** INFORMATION follows **

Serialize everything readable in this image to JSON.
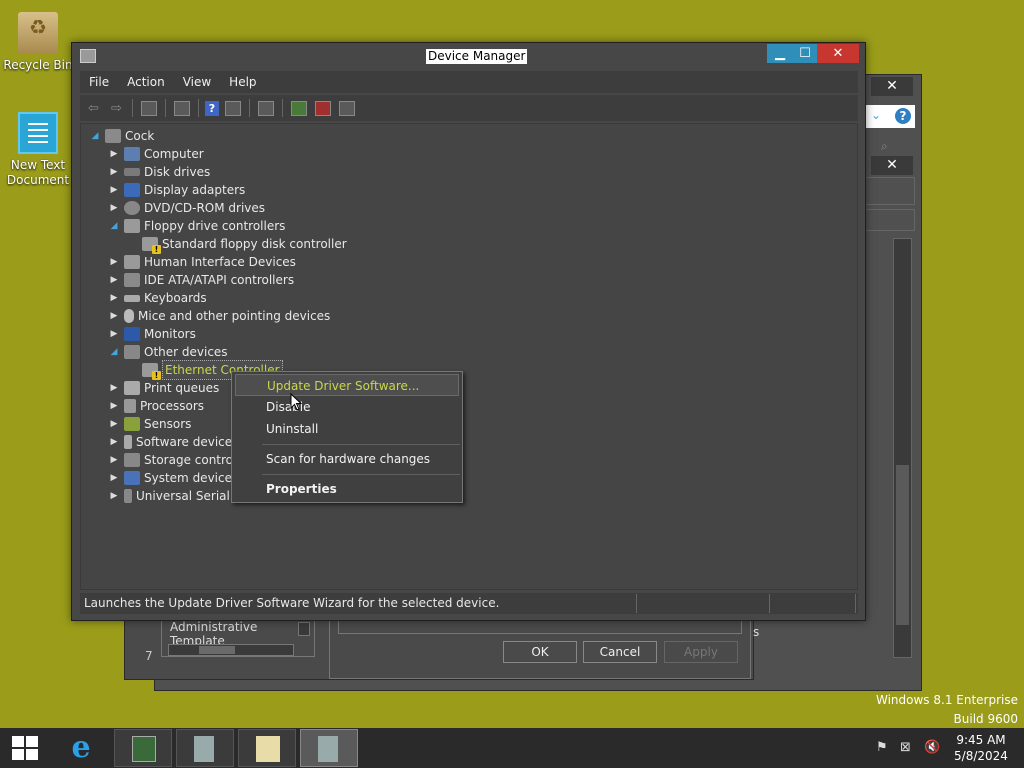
{
  "desktop": {
    "recycle_bin": "Recycle Bin",
    "new_text_doc_line1": "New Text",
    "new_text_doc_line2": "Document"
  },
  "window": {
    "title": "Device Manager",
    "menu": [
      "File",
      "Action",
      "View",
      "Help"
    ]
  },
  "tree": {
    "root": "Cock",
    "items": [
      {
        "label": "Computer",
        "expanded": false
      },
      {
        "label": "Disk drives",
        "expanded": false
      },
      {
        "label": "Display adapters",
        "expanded": false
      },
      {
        "label": "DVD/CD-ROM drives",
        "expanded": false
      },
      {
        "label": "Floppy drive controllers",
        "expanded": true
      },
      {
        "label": "Standard floppy disk controller",
        "child": true
      },
      {
        "label": "Human Interface Devices",
        "expanded": false
      },
      {
        "label": "IDE ATA/ATAPI controllers",
        "expanded": false
      },
      {
        "label": "Keyboards",
        "expanded": false
      },
      {
        "label": "Mice and other pointing devices",
        "expanded": false
      },
      {
        "label": "Monitors",
        "expanded": false
      },
      {
        "label": "Other devices",
        "expanded": true
      },
      {
        "label": "Ethernet Controller",
        "child": true,
        "selected": true
      },
      {
        "label": "Print queues",
        "expanded": false
      },
      {
        "label": "Processors",
        "expanded": false
      },
      {
        "label": "Sensors",
        "expanded": false
      },
      {
        "label": "Software devices",
        "expanded": false
      },
      {
        "label": "Storage controllers",
        "expanded": false
      },
      {
        "label": "System devices",
        "expanded": false
      },
      {
        "label": "Universal Serial Bus controllers",
        "expanded": false
      }
    ]
  },
  "context_menu": {
    "update_driver": "Update Driver Software...",
    "disable": "Disable",
    "uninstall": "Uninstall",
    "scan": "Scan for hardware changes",
    "properties": "Properties"
  },
  "status_bar": {
    "text": "Launches the Update Driver Software Wizard for the selected device."
  },
  "background_dialog": {
    "admin_templates": "Administrative Template",
    "ok": "OK",
    "cancel": "Cancel",
    "apply": "Apply",
    "left_digit": "7",
    "side_char": "s"
  },
  "watermark": {
    "line1": "Windows 8.1 Enterprise",
    "line2": "Build 9600"
  },
  "taskbar": {
    "time": "9:45 AM",
    "date": "5/8/2024"
  },
  "colors": {
    "desktop": "#9a9c1a",
    "highlight_text": "#c7d84a",
    "close_button": "#c7372f",
    "title_buttons": "#2f8fb8"
  }
}
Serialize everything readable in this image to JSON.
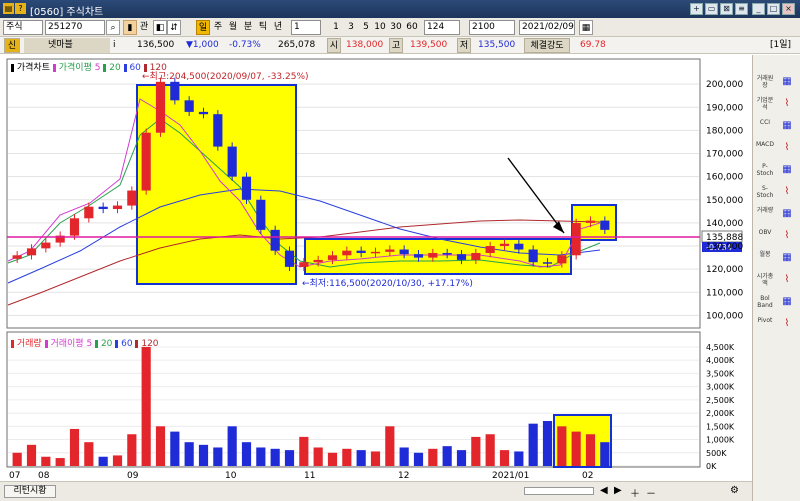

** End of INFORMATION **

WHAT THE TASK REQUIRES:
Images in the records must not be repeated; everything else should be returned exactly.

ANSWER BOX:
Serialize everything readable in this image to JSON.
{
  "desktop": {
    "recycle_bin": "Recycle Bin",
    "new_text_doc_line1": "New Text",
    "new_text_doc_line2": "Document"
  },
  "window": {
    "title": "Device Manager",
    "menu": [
      "File",
      "Action",
      "View",
      "Help"
    ]
  },
  "tree": {
    "root": "Cock",
    "items": [
      {
        "label": "Computer",
        "expanded": false
      },
      {
        "label": "Disk drives",
        "expanded": false
      },
      {
        "label": "Display adapters",
        "expanded": false
      },
      {
        "label": "DVD/CD-ROM drives",
        "expanded": false
      },
      {
        "label": "Floppy drive controllers",
        "expanded": true
      },
      {
        "label": "Standard floppy disk controller",
        "child": true
      },
      {
        "label": "Human Interface Devices",
        "expanded": false
      },
      {
        "label": "IDE ATA/ATAPI controllers",
        "expanded": false
      },
      {
        "label": "Keyboards",
        "expanded": false
      },
      {
        "label": "Mice and other pointing devices",
        "expanded": false
      },
      {
        "label": "Monitors",
        "expanded": false
      },
      {
        "label": "Other devices",
        "expanded": true
      },
      {
        "label": "Ethernet Controller",
        "child": true,
        "selected": true
      },
      {
        "label": "Print queues",
        "expanded": false
      },
      {
        "label": "Processors",
        "expanded": false
      },
      {
        "label": "Sensors",
        "expanded": false
      },
      {
        "label": "Software devices",
        "expanded": false
      },
      {
        "label": "Storage controllers",
        "expanded": false
      },
      {
        "label": "System devices",
        "expanded": false
      },
      {
        "label": "Universal Serial Bus controllers",
        "expanded": false
      }
    ]
  },
  "context_menu": {
    "update_driver": "Update Driver Software...",
    "disable": "Disable",
    "uninstall": "Uninstall",
    "scan": "Scan for hardware changes",
    "properties": "Properties"
  },
  "status_bar": {
    "text": "Launches the Update Driver Software Wizard for the selected device."
  },
  "background_dialog": {
    "admin_templates": "Administrative Template",
    "ok": "OK",
    "cancel": "Cancel",
    "apply": "Apply",
    "left_digit": "7",
    "side_char": "s"
  },
  "watermark": {
    "line1": "Windows 8.1 Enterprise",
    "line2": "Build 9600"
  },
  "taskbar": {
    "time": "9:45 AM",
    "date": "5/8/2024"
  },
  "colors": {
    "desktop": "#9a9c1a",
    "highlight_text": "#c7d84a",
    "close_button": "#c7372f",
    "title_buttons": "#2f8fb8"
  }
}
Serialize everything readable in this image to JSON.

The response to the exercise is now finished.